Fantasy is what I would read day in and day out, along with some YA, as a kid. I also read some thrillers but found it so difficult to find a thriller that wasn't a “who dun it” that it became a chore. Fantasy was the first genre I started writing. I had half a dozen unfinished stories. But oddly when I decided to start trying to write professionally, a few years had passed, and I decided I wanted to be a Thriller/Suspense writer. So then I stopped writing fantasy and turned to suspense stories, successfully writing my first novel length story. Then a few years later, the idea for Shattered hit and I was compelled to write it. That was the author I wanted to be. But then I realized, I didn't have as much fun writing Shattered (or the other thrillers) as my fantasy stories. Even though it was fiction, there was a lot of boring realistic parts that I had to research. And researching how many miles a helicopter can fly before running out of gas *somehow* really sucks the fun out of writing. So I decided to return to my roots and not care what type of author I thought I wanted to be. I decided to write what made me happy, what got me interested in writing in the first place. Fantasy. You can be free in Fantasy. You don't have to worry about what is realistic, the rules of our world, the restrictions. You really are the creator of your world. It's creativity in its rawest form. And I'm so glad I did. I'm right at home writing Fantasy. Although the world-building gets me down sometimes when I compare myself to others, I know that'll get better in time. It is still the best genre for me to be myself and egnite my passion.
Are there any books or writers that have had particular influence on you?
I never followed a particular author, and still don't. Every book I read has influence on me and my writing. I read a lot of YA Fantasy and then fun thrillers like Jurassic Park or Relic. I am trying to blend my love of fantasy and my love of thrillers/suspense into my books so I have the best of both.
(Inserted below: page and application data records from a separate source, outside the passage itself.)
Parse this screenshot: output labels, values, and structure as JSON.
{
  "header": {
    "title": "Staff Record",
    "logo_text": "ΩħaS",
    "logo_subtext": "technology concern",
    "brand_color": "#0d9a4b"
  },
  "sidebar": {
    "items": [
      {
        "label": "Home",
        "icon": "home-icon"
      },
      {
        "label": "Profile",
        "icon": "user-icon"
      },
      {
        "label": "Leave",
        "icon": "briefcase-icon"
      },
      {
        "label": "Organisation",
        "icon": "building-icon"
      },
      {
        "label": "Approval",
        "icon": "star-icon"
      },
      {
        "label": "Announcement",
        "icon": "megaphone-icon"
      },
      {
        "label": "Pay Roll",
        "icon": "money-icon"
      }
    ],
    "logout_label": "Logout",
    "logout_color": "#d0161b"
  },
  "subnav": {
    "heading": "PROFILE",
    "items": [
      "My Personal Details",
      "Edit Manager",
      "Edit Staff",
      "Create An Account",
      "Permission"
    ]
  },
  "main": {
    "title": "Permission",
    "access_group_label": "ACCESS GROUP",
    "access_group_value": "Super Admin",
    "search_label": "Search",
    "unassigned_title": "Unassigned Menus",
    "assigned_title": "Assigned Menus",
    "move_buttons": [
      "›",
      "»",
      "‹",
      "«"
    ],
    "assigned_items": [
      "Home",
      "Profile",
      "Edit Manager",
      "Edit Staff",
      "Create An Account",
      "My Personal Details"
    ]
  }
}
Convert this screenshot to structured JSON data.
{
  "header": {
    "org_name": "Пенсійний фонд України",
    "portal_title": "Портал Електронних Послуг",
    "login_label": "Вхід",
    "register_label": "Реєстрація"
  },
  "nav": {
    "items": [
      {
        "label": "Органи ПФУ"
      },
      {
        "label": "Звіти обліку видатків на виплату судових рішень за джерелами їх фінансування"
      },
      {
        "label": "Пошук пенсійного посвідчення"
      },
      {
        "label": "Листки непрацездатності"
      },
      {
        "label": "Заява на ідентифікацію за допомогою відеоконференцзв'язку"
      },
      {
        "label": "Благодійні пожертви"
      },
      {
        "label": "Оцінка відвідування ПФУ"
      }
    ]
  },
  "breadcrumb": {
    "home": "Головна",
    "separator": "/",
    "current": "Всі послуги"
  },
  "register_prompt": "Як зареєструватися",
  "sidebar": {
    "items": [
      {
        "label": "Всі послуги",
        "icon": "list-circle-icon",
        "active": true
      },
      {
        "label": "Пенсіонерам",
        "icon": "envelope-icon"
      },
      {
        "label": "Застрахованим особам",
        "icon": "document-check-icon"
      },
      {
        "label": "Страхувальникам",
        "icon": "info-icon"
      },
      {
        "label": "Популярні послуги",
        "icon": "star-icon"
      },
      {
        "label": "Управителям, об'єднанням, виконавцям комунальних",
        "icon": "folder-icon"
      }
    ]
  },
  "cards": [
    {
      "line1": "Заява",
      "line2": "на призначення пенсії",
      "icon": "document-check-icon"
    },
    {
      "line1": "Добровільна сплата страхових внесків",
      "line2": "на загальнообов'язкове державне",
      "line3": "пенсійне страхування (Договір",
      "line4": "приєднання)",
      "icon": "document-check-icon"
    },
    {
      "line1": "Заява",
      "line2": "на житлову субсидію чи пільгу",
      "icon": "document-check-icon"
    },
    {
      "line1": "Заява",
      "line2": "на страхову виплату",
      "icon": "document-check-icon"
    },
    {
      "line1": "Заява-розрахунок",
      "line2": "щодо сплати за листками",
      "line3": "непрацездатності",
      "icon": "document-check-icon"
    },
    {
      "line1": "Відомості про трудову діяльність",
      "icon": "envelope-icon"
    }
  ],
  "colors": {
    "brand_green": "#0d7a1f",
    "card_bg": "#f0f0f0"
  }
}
Every book I've read has helped me get to this point. But I like to think my voice is my own.
Did you ever surprise yourself when you were writing your book? Characters who took on lives of their own? Plot elements that took unexpected turns?
I surprise myself all the time! My characters form as I write them. I try to map them out beforehand but they usually take on their own life midway through writing, or even after the whole first draft. I look at them, hands on my hips, and say “Really?” And then I have to rewrite them. My plots do the same. I'll be chugging along, have a stroke of genius and have to go back and make changes. This is all okay because these little moments of inspiration is what makes writing amazing. I live for those unexpected moments.
Thanks for stopping by!